What is a mead hall in Anglo Saxon?
A mead hall is also known as the feasting hall. It is an ancient Scandinavian tradition to build them. Mead halls are large single rooms in a township of a tribe. It is usually built for the king and his courtiers. The word ‘mead’ is an old English Anglo Saxon word which means tavern.
‘Mead’ is also a word for honey wine which is an alcoholic drink made out of honey, yeast, and water which was taken by the warriors at the feasts in the halls. This is why the halls are known as ‘mead halls’ in the Anglo Saxon era.

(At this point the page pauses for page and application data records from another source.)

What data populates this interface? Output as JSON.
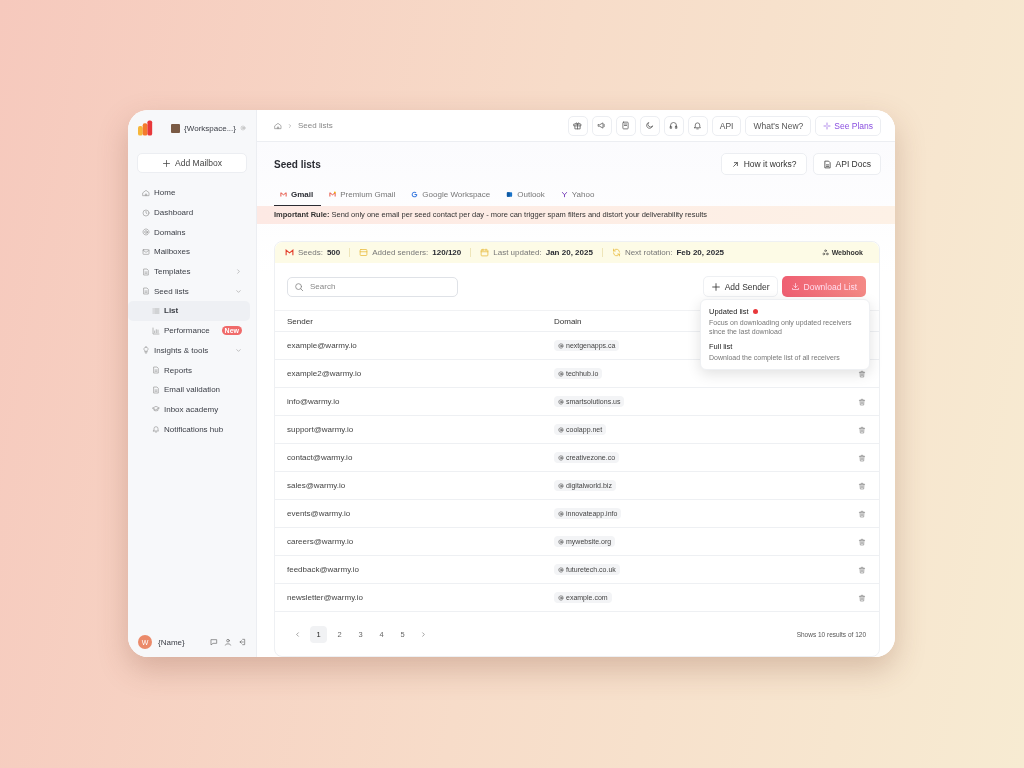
{
  "workspace": {
    "name": "{Workspace...}"
  },
  "add_mailbox": "Add Mailbox",
  "sidebar": {
    "items": [
      {
        "label": "Home",
        "selected": false
      },
      {
        "label": "Dashboard",
        "selected": false
      },
      {
        "label": "Domains",
        "selected": false
      },
      {
        "label": "Mailboxes",
        "selected": false
      },
      {
        "label": "Templates",
        "selected": false,
        "expanded": false
      },
      {
        "label": "Seed lists",
        "selected": false,
        "expanded": true,
        "children": [
          {
            "label": "List",
            "selected": true
          },
          {
            "label": "Performance",
            "selected": false,
            "badge": "New"
          }
        ]
      },
      {
        "label": "Insights & tools",
        "selected": false,
        "expanded": true,
        "children": [
          {
            "label": "Reports",
            "selected": false
          },
          {
            "label": "Email validation",
            "selected": false
          },
          {
            "label": "Inbox  academy",
            "selected": false
          },
          {
            "label": "Notifications hub",
            "selected": false
          }
        ]
      }
    ]
  },
  "user": {
    "initial": "W",
    "name": "{Name}"
  },
  "breadcrumb": [
    "Seed lists"
  ],
  "top_buttons": [
    {
      "label": "API",
      "kind": "plain"
    },
    {
      "label": "What's New?",
      "kind": "plain"
    },
    {
      "label": "See Plans",
      "kind": "plans"
    }
  ],
  "page_title": "Seed lists",
  "header_buttons": [
    "How it works?",
    "API Docs"
  ],
  "tabs": [
    {
      "label": "Gmail",
      "selected": true
    },
    {
      "label": "Premium Gmail",
      "selected": false
    },
    {
      "label": "Google Workspace",
      "selected": false
    },
    {
      "label": "Outlook",
      "selected": false
    },
    {
      "label": "Yahoo",
      "selected": false
    }
  ],
  "notice": "**Important Rule:** Send only one email per seed contact per day - more can trigger spam filters and distort your deliverability results",
  "stats": [
    {
      "label": "Seeds:",
      "value": "500"
    },
    {
      "label": "Added senders:",
      "value": "120/120"
    },
    {
      "label": "Last updated:",
      "value": "Jan 20, 2025"
    },
    {
      "label": "Next rotation:",
      "value": "Feb 20, 2025"
    }
  ],
  "webhook": "Webhook",
  "search": {
    "placeholder": "Search"
  },
  "add_sender": "Add Sender",
  "download": "Download List",
  "download_menu": {
    "items": [
      {
        "title": "Updated list",
        "description": "Focus on downloading only updated receivers since the last download",
        "new": true
      },
      {
        "title": "Full list",
        "description": "Download the complete list of all receivers",
        "new": false
      }
    ]
  },
  "table": {
    "columns": [
      "Sender",
      "Domain"
    ],
    "rows": [
      {
        "sender": "example@warmy.io",
        "domain": "nextgenapps.ca"
      },
      {
        "sender": "example2@warmy.io",
        "domain": "techhub.io"
      },
      {
        "sender": "info@warmy.io",
        "domain": "smartsolutions.us"
      },
      {
        "sender": "support@warmy.io",
        "domain": "coolapp.net"
      },
      {
        "sender": "contact@warmy.io",
        "domain": "creativezone.co"
      },
      {
        "sender": "sales@warmy.io",
        "domain": "digitalworld.biz"
      },
      {
        "sender": "events@warmy.io",
        "domain": "innovateapp.info"
      },
      {
        "sender": "careers@warmy.io",
        "domain": "mywebsite.org"
      },
      {
        "sender": "feedback@warmy.io",
        "domain": "futuretech.co.uk"
      },
      {
        "sender": "newsletter@warmy.io",
        "domain": "example.com"
      }
    ]
  },
  "pagination": {
    "pages": [
      {
        "label": "1",
        "selected": true
      },
      {
        "label": "2",
        "selected": false
      },
      {
        "label": "3",
        "selected": false
      },
      {
        "label": "4",
        "selected": false
      },
      {
        "label": "5",
        "selected": false
      }
    ],
    "summary": "Shows 10 results of 120"
  }
}
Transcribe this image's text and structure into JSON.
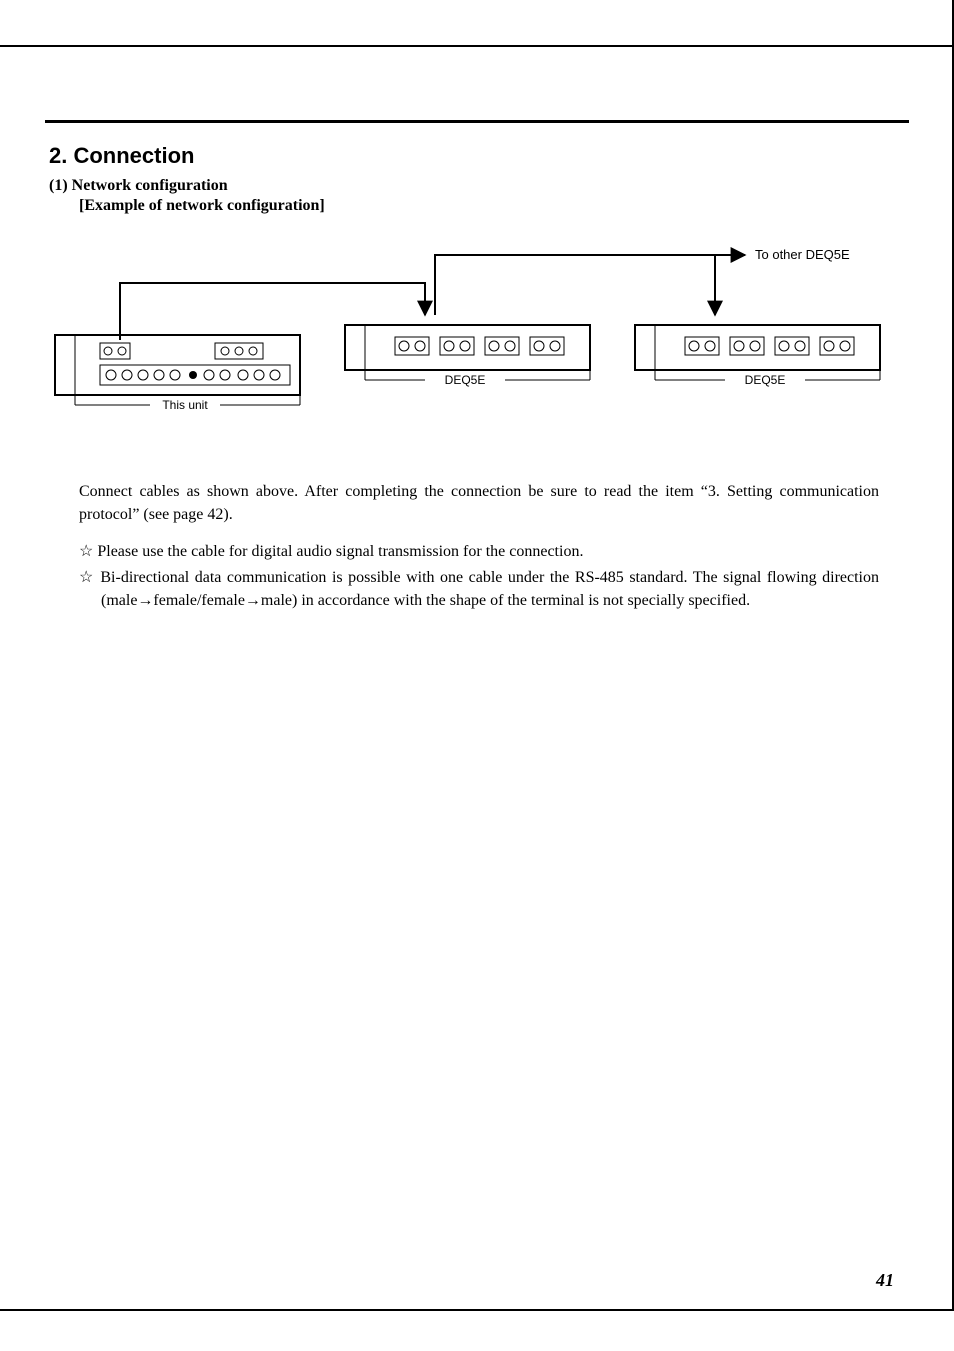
{
  "section_title": "2.  Connection",
  "sub1": "(1)  Network configuration",
  "sub2": "[Example of network configuration]",
  "diagram": {
    "to_other": "To other DEQ5E",
    "deq5e": "DEQ5E",
    "this_unit": "This unit"
  },
  "para1": "Connect cables as shown above. After completing the connection be sure to read the item “3. Setting communication protocol” (see page 42).",
  "bullets": [
    "Please use the cable for digital audio signal transmission for the connection.",
    "Bi-directional data communication is possible with one cable under the RS-485 standard. The signal flowing direction (male→female/female→male) in accordance with the shape of the terminal is not specially specified."
  ],
  "page_number": "41"
}
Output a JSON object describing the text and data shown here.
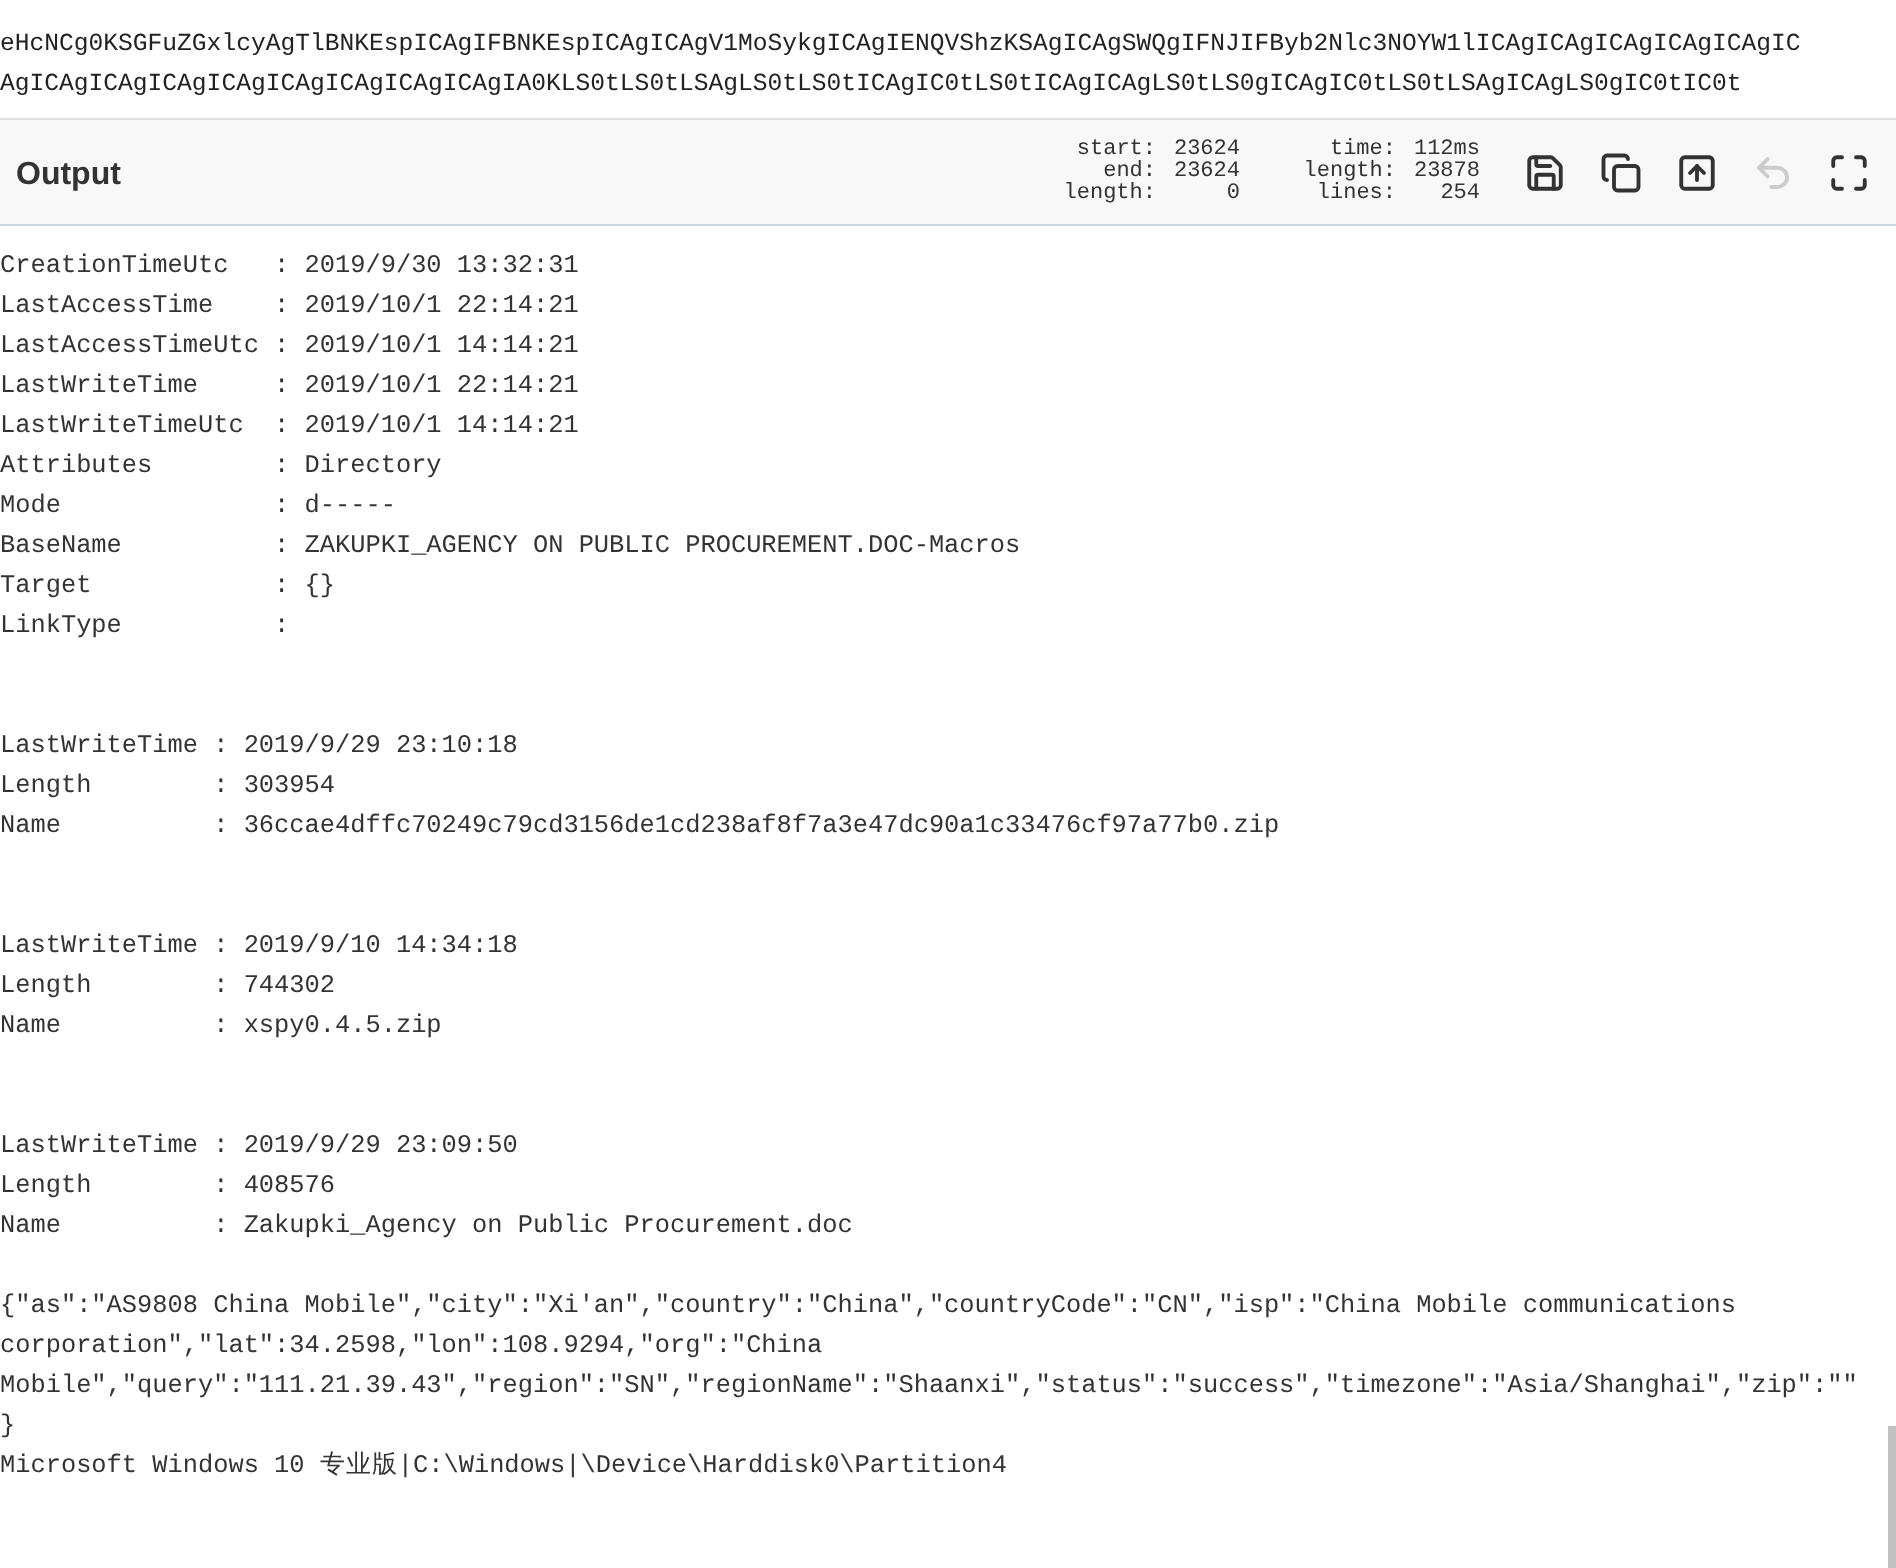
{
  "input_lines": [
    "eHcNCg0KSGFuZGxlcyAgTlBNKEspICAgIFBNKEspICAgICAgV1MoSykgICAgIENQVShzKSAgICAgSWQgIFNJIFByb2Nlc3NOYW1lICAgICAgICAgICAgICAgIC",
    "AgICAgICAgICAgICAgICAgICAgICAgICAgIA0KLS0tLS0tLSAgLS0tLS0tICAgIC0tLS0tICAgICAgLS0tLS0gICAgIC0tLS0tLSAgICAgLS0gIC0tIC0t"
  ],
  "output": {
    "title": "Output",
    "stats": [
      {
        "label": "start:",
        "value": "23624"
      },
      {
        "label": "end:",
        "value": "23624"
      },
      {
        "label": "length:",
        "value": "0"
      },
      {
        "label": "time:",
        "value": "112ms"
      },
      {
        "label": "length:",
        "value": "23878"
      },
      {
        "label": "lines:",
        "value": "254"
      }
    ],
    "tools": [
      {
        "kind": "save",
        "disabled": false
      },
      {
        "kind": "copy",
        "disabled": false
      },
      {
        "kind": "replace",
        "disabled": false
      },
      {
        "kind": "undo",
        "disabled": true
      },
      {
        "kind": "maximise",
        "disabled": false
      }
    ],
    "groups": [
      {
        "lines": [
          "CreationTimeUtc   : 2019/9/30 13:32:31",
          "LastAccessTime    : 2019/10/1 22:14:21",
          "LastAccessTimeUtc : 2019/10/1 14:14:21",
          "LastWriteTime     : 2019/10/1 22:14:21",
          "LastWriteTimeUtc  : 2019/10/1 14:14:21",
          "Attributes        : Directory",
          "Mode              : d-----",
          "BaseName          : ZAKUPKI_AGENCY ON PUBLIC PROCUREMENT.DOC-Macros",
          "Target            : {}",
          "LinkType          :"
        ]
      },
      {
        "lines": [
          "LastWriteTime : 2019/9/29 23:10:18",
          "Length        : 303954",
          "Name          : 36ccae4dffc70249c79cd3156de1cd238af8f7a3e47dc90a1c33476cf97a77b0.zip"
        ]
      },
      {
        "lines": [
          "LastWriteTime : 2019/9/10 14:34:18",
          "Length        : 744302",
          "Name          : xspy0.4.5.zip"
        ]
      },
      {
        "lines": [
          "LastWriteTime : 2019/9/29 23:09:50",
          "Length        : 408576",
          "Name          : Zakupki_Agency on Public Procurement.doc"
        ]
      }
    ],
    "json_text": "{\"as\":\"AS9808 China Mobile\",\"city\":\"Xi'an\",\"country\":\"China\",\"countryCode\":\"CN\",\"isp\":\"China Mobile communications corporation\",\"lat\":34.2598,\"lon\":108.9294,\"org\":\"China Mobile\",\"query\":\"111.21.39.43\",\"region\":\"SN\",\"regionName\":\"Shaanxi\",\"status\":\"success\",\"timezone\":\"Asia/Shanghai\",\"zip\":\"\"\n}",
    "system_line": "Microsoft Windows 10 专业版|C:\\Windows|\\Device\\Harddisk0\\Partition4"
  }
}
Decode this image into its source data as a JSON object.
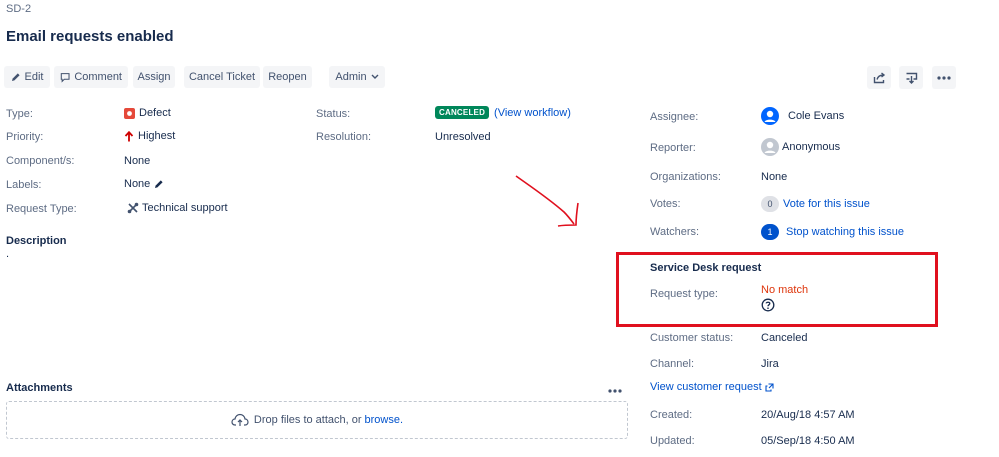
{
  "header": {
    "issue_key": "SD-2",
    "summary": "Email requests enabled"
  },
  "toolbar": {
    "edit": "Edit",
    "comment": "Comment",
    "assign": "Assign",
    "cancel_ticket": "Cancel Ticket",
    "reopen": "Reopen",
    "admin": "Admin"
  },
  "details": {
    "type_label": "Type:",
    "type_value": "Defect",
    "priority_label": "Priority:",
    "priority_value": "Highest",
    "components_label": "Component/s:",
    "components_value": "None",
    "labels_label": "Labels:",
    "labels_value": "None",
    "request_type_label": "Request Type:",
    "request_type_value": "Technical support",
    "status_label": "Status:",
    "status_value": "CANCELED",
    "view_workflow": "(View workflow)",
    "resolution_label": "Resolution:",
    "resolution_value": "Unresolved"
  },
  "description": {
    "title": "Description",
    "text": "."
  },
  "attachments": {
    "title": "Attachments",
    "drop_text": "Drop files to attach, or",
    "browse": "browse."
  },
  "people": {
    "assignee_label": "Assignee:",
    "assignee_value": "Cole Evans",
    "reporter_label": "Reporter:",
    "reporter_value": "Anonymous",
    "organizations_label": "Organizations:",
    "organizations_value": "None",
    "votes_label": "Votes:",
    "votes_count": "0",
    "vote_link": "Vote for this issue",
    "watchers_label": "Watchers:",
    "watchers_count": "1",
    "watch_link": "Stop watching this issue"
  },
  "service_desk": {
    "title": "Service Desk request",
    "request_type_label": "Request type:",
    "request_type_value": "No match",
    "customer_status_label": "Customer status:",
    "customer_status_value": "Canceled",
    "channel_label": "Channel:",
    "channel_value": "Jira",
    "view_customer_request": "View customer request"
  },
  "dates": {
    "created_label": "Created:",
    "created_value": "20/Aug/18 4:57 AM",
    "updated_label": "Updated:",
    "updated_value": "05/Sep/18 4:50 AM"
  },
  "colors": {
    "canceled_lozenge": "#00875a",
    "annotation_red": "#e0101e",
    "link_blue": "#0052cc",
    "no_match_red": "#de350b"
  },
  "icons": [
    "edit-icon",
    "comment-icon",
    "chevron-down-icon",
    "share-icon",
    "export-icon",
    "more-icon",
    "defect-icon",
    "priority-highest-icon",
    "pencil-icon",
    "technical-support-icon",
    "user-avatar-icon",
    "anonymous-avatar-icon",
    "help-icon",
    "upload-cloud-icon",
    "external-link-icon"
  ]
}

It is constructed for a lord and his warriors to rest in. It is used as a safe resting place. It is also used as a feasting house after the battles and after victories for celebration.
The hall holds the following significance.
Social institutional structure
Since, it is the court of the King, the decisions related to administration and the solving of problems of the people, passing judgments and commands, etc functioned at the mead hall. It was also a hall that encompasses social activities and welcomed people. It was a bright space where people felt warmth and togetherness.
A safe place for warriors
Warriors and soldiers took shelter in the hall after being hurt in the battles and also shelter while the war is going on. It was full of brightness and was maintained. It was a shelter from the dangerous world outside. Food and water were provided there for warriors regularly.
A place that brings together people and ideas are exchanged is an area where the community is built. This was what the mead hall did in the Anglo Saxon community. They came together, made decisions, ate together, played games, played music, discussed issues and also danced together in the feasts. Hence, the traditions were preserved due to the mead hall and the people remained united and loyal to one another.
Read more about history of the anglo saxons.